Try it >>
Beneath this task is a listing. Count its lines that contain "index" and answer with the number only.

Data under study >>
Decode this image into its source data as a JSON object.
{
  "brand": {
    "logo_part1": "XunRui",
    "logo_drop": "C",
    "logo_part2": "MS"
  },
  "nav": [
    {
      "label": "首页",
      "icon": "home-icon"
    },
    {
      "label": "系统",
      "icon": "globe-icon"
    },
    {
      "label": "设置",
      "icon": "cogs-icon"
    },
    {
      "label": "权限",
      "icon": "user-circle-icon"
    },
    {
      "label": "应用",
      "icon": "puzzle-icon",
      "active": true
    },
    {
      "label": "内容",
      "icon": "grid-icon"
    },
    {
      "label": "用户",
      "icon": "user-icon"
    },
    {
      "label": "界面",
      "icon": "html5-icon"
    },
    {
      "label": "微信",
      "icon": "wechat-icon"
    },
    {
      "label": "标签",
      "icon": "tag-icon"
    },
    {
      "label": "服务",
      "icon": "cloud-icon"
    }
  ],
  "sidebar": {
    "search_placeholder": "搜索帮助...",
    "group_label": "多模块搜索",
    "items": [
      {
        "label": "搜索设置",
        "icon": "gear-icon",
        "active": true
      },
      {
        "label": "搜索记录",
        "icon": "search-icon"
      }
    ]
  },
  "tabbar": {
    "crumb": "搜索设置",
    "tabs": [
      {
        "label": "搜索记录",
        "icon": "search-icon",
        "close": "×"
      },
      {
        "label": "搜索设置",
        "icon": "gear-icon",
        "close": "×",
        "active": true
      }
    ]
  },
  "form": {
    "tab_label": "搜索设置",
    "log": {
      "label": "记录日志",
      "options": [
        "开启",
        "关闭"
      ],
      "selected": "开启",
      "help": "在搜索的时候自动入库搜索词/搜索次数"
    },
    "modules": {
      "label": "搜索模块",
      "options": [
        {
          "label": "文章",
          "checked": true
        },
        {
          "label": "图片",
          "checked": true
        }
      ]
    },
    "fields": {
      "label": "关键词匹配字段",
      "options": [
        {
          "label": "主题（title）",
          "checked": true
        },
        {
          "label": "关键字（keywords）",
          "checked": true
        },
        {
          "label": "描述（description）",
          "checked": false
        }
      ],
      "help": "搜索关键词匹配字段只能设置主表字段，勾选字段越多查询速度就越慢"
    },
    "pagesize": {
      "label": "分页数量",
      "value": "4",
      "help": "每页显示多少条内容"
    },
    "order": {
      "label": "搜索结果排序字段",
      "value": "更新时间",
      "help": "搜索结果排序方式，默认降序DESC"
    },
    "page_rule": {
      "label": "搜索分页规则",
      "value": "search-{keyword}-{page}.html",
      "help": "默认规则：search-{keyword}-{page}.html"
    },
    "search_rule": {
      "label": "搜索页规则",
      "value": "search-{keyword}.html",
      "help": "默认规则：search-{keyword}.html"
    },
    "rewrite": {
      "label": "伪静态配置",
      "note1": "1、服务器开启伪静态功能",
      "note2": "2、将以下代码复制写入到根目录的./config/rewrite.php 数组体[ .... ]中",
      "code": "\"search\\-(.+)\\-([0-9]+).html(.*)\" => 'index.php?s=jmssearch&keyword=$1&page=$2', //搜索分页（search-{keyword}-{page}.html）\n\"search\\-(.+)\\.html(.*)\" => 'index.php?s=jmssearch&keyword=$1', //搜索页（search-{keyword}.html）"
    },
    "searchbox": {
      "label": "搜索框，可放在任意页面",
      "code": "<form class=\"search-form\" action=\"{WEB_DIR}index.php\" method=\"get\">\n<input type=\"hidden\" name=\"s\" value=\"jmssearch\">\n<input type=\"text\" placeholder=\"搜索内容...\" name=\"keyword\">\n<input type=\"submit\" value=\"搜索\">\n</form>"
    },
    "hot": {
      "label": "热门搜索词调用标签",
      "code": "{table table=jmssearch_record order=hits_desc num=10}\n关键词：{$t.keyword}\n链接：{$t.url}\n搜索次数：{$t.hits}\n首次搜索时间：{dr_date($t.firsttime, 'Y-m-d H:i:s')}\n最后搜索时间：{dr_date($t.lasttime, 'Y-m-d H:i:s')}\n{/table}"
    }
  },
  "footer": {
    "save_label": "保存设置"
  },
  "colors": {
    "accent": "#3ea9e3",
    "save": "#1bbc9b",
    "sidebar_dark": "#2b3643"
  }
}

Expected answer >>
2